Indeed, § 37(a)(2)(A) of the Deregulation Act, 49 U.S.C. § 1482(d)(4)(A) (Supp. III 1979), explicitly provides that "no increase of any fare within the limits specified in this subparagraph (greater than SIFL but not by more than 50%) may be suspended * * *." See note 11 supra. Presumably the Board's authority to suspend fares within the lower region of the statutory zone was also eliminated, although the Act does not explicitly say so. It thus seems that for those fares lying within the Board's zone of limited suspension, but also within the statutory zone, there is no risk of suspension

15

Nader does also point to § 37(a)(7) of the Deregulation Act to support his argument. That section provides that the Board "may by rule" lower the floor of the statutory zone. 49 U.S.C. § 1482(d)(7) (Supp. III 1979). Nader argues that the absence of any similar language in the Deregulation Act granting the Board authority to expand the upper region of the statutory zone means that Congress did not want CAB to relax the risk of suspension above the statutory zone. But the fact that the Board may enlarge the lower region of the statutory zone, in which the Board is denied authority, except in rare instances, see note 13 supra, to find a fare unlawful, simply does not mean that the Board's discretion not to suspend fares above the statutory zone was in any way altered. Thus, as the Board noted, "(the) observation that Congress has expressly given us the authority to disclaim jurisdiction over the reasonableness of fares below the floor of the statutory zone by increasing the downward zone but failed to give us similar authority to increase the upward zone is correct. But it is not relevant." PS-94, supra note 2, at 40970-40971 (quoting PS-92, Statements of General Policy: Domestic Passenger Fares, 45 Fed.Reg. 24115 (1980)) (brackets in original)
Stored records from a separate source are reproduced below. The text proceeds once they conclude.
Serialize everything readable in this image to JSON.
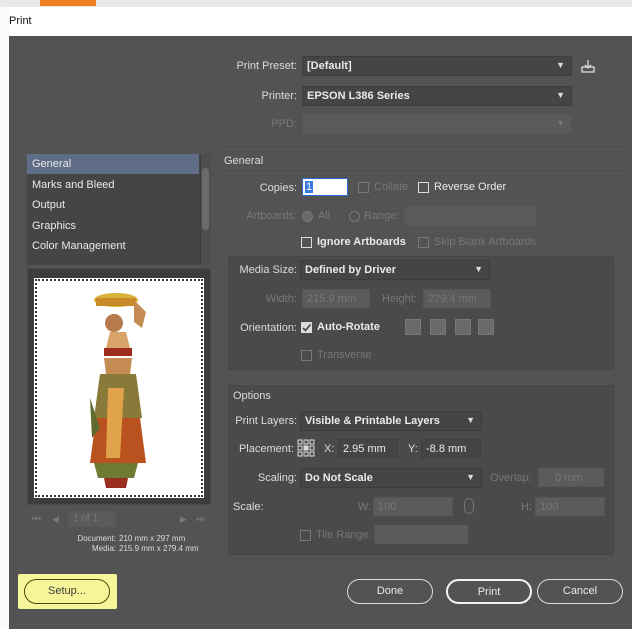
{
  "window": {
    "title": "Print"
  },
  "top": {
    "preset_label": "Print Preset:",
    "preset_value": "[Default]",
    "printer_label": "Printer:",
    "printer_value": "EPSON L386 Series",
    "ppd_label": "PPD:",
    "ppd_value": ""
  },
  "sidebar": {
    "items": [
      {
        "label": "General",
        "selected": true
      },
      {
        "label": "Marks and Bleed"
      },
      {
        "label": "Output"
      },
      {
        "label": "Graphics"
      },
      {
        "label": "Color Management"
      }
    ],
    "pager": {
      "first": "⏮",
      "prev": "◀",
      "page": "1 of 1",
      "next": "▶",
      "last": "⏭"
    },
    "document_label": "Document:",
    "document_value": "210 mm x 297 mm",
    "media_label": "Media:",
    "media_value": "215.9 mm x 279.4 mm"
  },
  "general": {
    "section_title": "General",
    "copies_label": "Copies:",
    "copies_value": "1",
    "collate_label": "Collate",
    "collate_checked": false,
    "reverse_label": "Reverse Order",
    "reverse_checked": false,
    "artboards_label": "Artboards:",
    "all_label": "All",
    "range_label": "Range:",
    "range_value": "",
    "ignore_label": "Ignore Artboards",
    "ignore_checked": false,
    "skip_label": "Skip Blank Artboards",
    "skip_checked": false
  },
  "media": {
    "size_label": "Media Size:",
    "size_value": "Defined by Driver",
    "width_label": "Width:",
    "width_value": "215.9 mm",
    "height_label": "Height:",
    "height_value": "279.4 mm",
    "orientation_label": "Orientation:",
    "autorotate_label": "Auto-Rotate",
    "autorotate_checked": true,
    "transverse_label": "Transverse",
    "transverse_checked": false
  },
  "options": {
    "section_title": "Options",
    "layers_label": "Print Layers:",
    "layers_value": "Visible & Printable Layers",
    "placement_label": "Placement:",
    "x_label": "X:",
    "x_value": "2.95 mm",
    "y_label": "Y:",
    "y_value": "-8.8 mm",
    "scaling_label": "Scaling:",
    "scaling_value": "Do Not Scale",
    "overlap_label": "Overlap:",
    "overlap_value": "0 mm",
    "scale_label": "Scale:",
    "w_label": "W:",
    "w_value": "100",
    "h_label": "H:",
    "h_value": "100",
    "tile_label": "Tile Range:",
    "tile_value": ""
  },
  "buttons": {
    "setup": "Setup...",
    "done": "Done",
    "print": "Print",
    "cancel": "Cancel"
  },
  "colors": {
    "dialog_bg": "#535353",
    "selection": "#5f6e86",
    "highlight": "#f6f59a",
    "accent": "#ef7d22"
  }
}
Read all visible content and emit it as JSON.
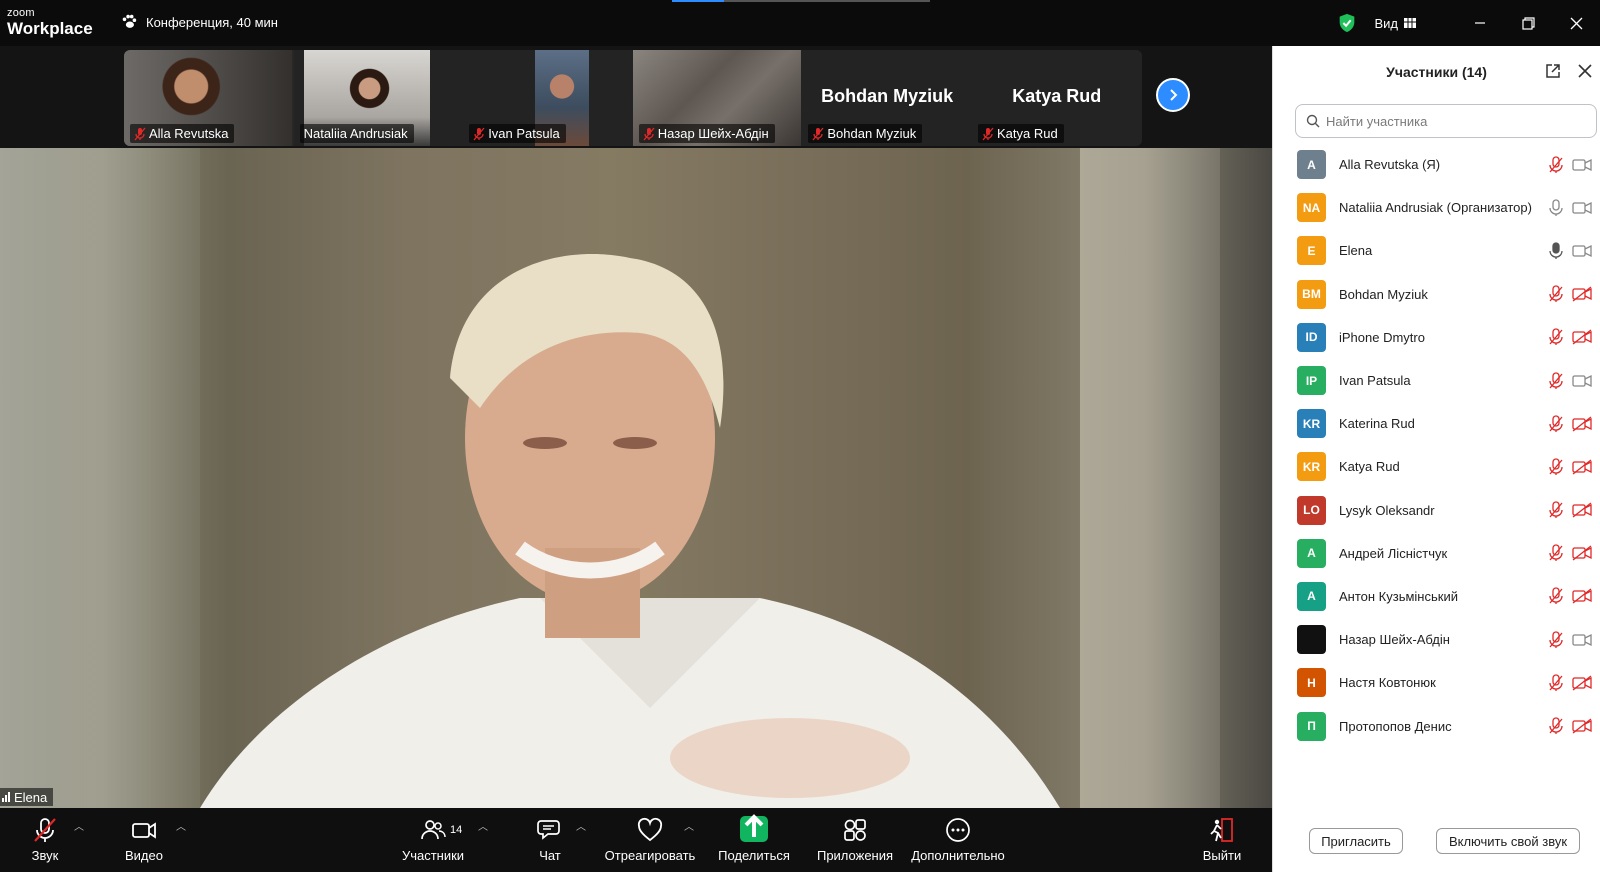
{
  "titlebar": {
    "logo_small": "zoom",
    "logo_big": "Workplace",
    "meeting_info": "Конференция, 40 мин",
    "view_label": "Вид"
  },
  "thumbnails": [
    {
      "name": "Alla Revutska",
      "muted": true,
      "video": true
    },
    {
      "name": "Nataliia Andrusiak",
      "muted": false,
      "video": true
    },
    {
      "name": "Ivan Patsula",
      "muted": true,
      "video": true
    },
    {
      "name": "Назар Шейх-Абдін",
      "muted": true,
      "video": true
    },
    {
      "name": "Bohdan Myziuk",
      "muted": true,
      "video": false,
      "big_name": "Bohdan Myziuk"
    },
    {
      "name": "Katya Rud",
      "muted": true,
      "video": false,
      "big_name": "Katya Rud"
    }
  ],
  "stage": {
    "speaker_name": "Elena"
  },
  "toolbar": {
    "audio_label": "Звук",
    "video_label": "Видео",
    "participants_label": "Участники",
    "participants_count": "14",
    "chat_label": "Чат",
    "react_label": "Отреагировать",
    "share_label": "Поделиться",
    "apps_label": "Приложения",
    "more_label": "Дополнительно",
    "leave_label": "Выйти"
  },
  "panel": {
    "title": "Участники (14)",
    "search_placeholder": "Найти участника",
    "invite_label": "Пригласить",
    "unmute_label": "Включить свой звук",
    "participants": [
      {
        "initials": "A",
        "name": "Alla Revutska (Я)",
        "color": "#6e7f8d",
        "mic": "muted",
        "cam": "on"
      },
      {
        "initials": "NA",
        "name": "Nataliia Andrusiak (Организатор)",
        "color": "#f39c12",
        "mic": "on",
        "cam": "on"
      },
      {
        "initials": "E",
        "name": "Elena",
        "color": "#f39c12",
        "mic": "active",
        "cam": "on"
      },
      {
        "initials": "BM",
        "name": "Bohdan Myziuk",
        "color": "#f39c12",
        "mic": "muted",
        "cam": "off"
      },
      {
        "initials": "ID",
        "name": "iPhone Dmytro",
        "color": "#2980b9",
        "mic": "muted",
        "cam": "off"
      },
      {
        "initials": "IP",
        "name": "Ivan Patsula",
        "color": "#27ae60",
        "mic": "muted",
        "cam": "on"
      },
      {
        "initials": "KR",
        "name": "Katerina Rud",
        "color": "#2980b9",
        "mic": "muted",
        "cam": "off"
      },
      {
        "initials": "KR",
        "name": "Katya Rud",
        "color": "#f39c12",
        "mic": "muted",
        "cam": "off"
      },
      {
        "initials": "LO",
        "name": "Lysyk Oleksandr",
        "color": "#c0392b",
        "mic": "muted",
        "cam": "off"
      },
      {
        "initials": "A",
        "name": "Андрей Лісністчук",
        "color": "#27ae60",
        "mic": "muted",
        "cam": "off"
      },
      {
        "initials": "A",
        "name": "Антон Кузьмінський",
        "color": "#16a085",
        "mic": "muted",
        "cam": "off"
      },
      {
        "initials": "",
        "name": "Назар Шейх-Абдін",
        "color": "#111111",
        "mic": "muted",
        "cam": "on"
      },
      {
        "initials": "Н",
        "name": "Настя Ковтонюк",
        "color": "#d35400",
        "mic": "muted",
        "cam": "off"
      },
      {
        "initials": "П",
        "name": "Протопопов Денис",
        "color": "#27ae60",
        "mic": "muted",
        "cam": "off"
      }
    ]
  }
}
16

The Federal Aviation Act provides that CAB has discretion, pending any investigation by it into the lawfulness of a fare, to suspend that fare for a period up to 180 days. 49 U.S.C. § 1482(g) (Supp. III 1979)